Madanji’s office was in a high-rise building. His financial rise was intrinsically tied to his physical movement up the elevator to the twelfth floor. Every morning at ten, he walked in through the secretarial hall, past a largely female staff, hard at work churning invoices on 1955 Remington typewriters. Once in his private cubicle, he tossed his briefcase on his laminated desk with the fake wood grain surface and slid into his vinyl swivel chair. Then he stared at the ceiling to admire the ornamental Crompton Greaves fan. His eyes also took in the orange Sunmica panelling on the walls, the matching curtains with a continuous pattern of Alphonso mangoes as the border. It was his choice and it was the correct one. He was happy. On the laminated desk I noticed an informal picture of his family at a Sunday picnic; behind it on the wall, a more formal portrait of Mahatma Gandhi. Madanji sat quietly on his swivel chair and pulled up his VIP briefcase. Within it, under his copy of Stardust, were layers of hundred rupee notes. When the count ended, he had arranged them in neat brown packages some for the licensing official, some for the inspector approving his defective product, one each for his factory managers, and the last one, for his evening game of rummy. Mr Gandhi just smiled benignly from the wall. Time for tea and the problems of business, he checked his appointments for the day. A meeting in the morning with his chartered accountant, some labour dispute at the factory this afternoon, and a round of rummy at the Chelmsford Club at five thirty. Perhaps later, even a game of bowling alley. Then, with a cup of coffee in his left hand, the telephone receiver in his right, and feet propped up on the desk, he asked his secretary to connect him to the Panipat office. He was in a mood to make an inventory.1

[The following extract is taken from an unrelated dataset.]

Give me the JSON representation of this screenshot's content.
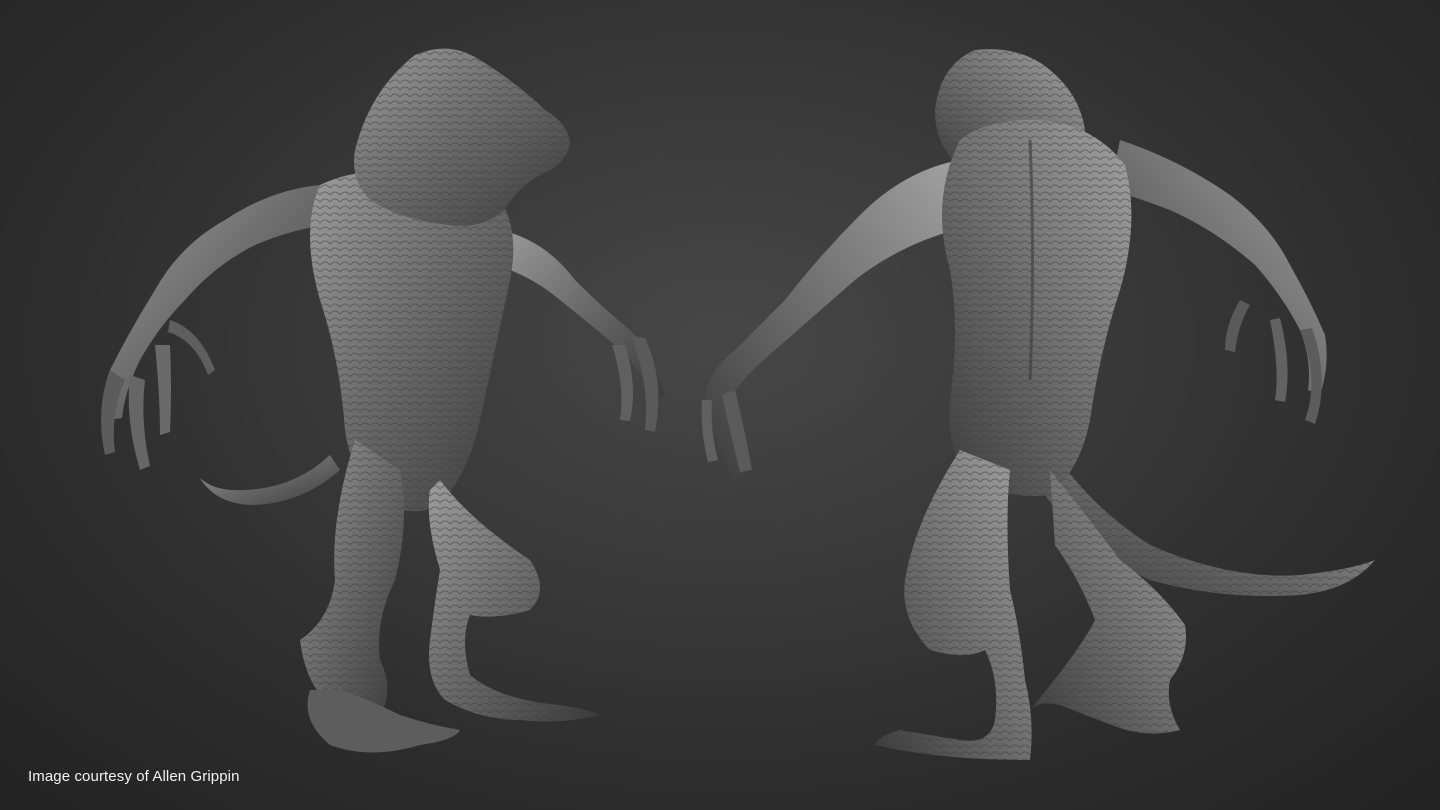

- 1. Bhatia, Gautam. "Houses." In Punjabi Baroque and Other Memories of Architecture. New Delhi, India, 2013.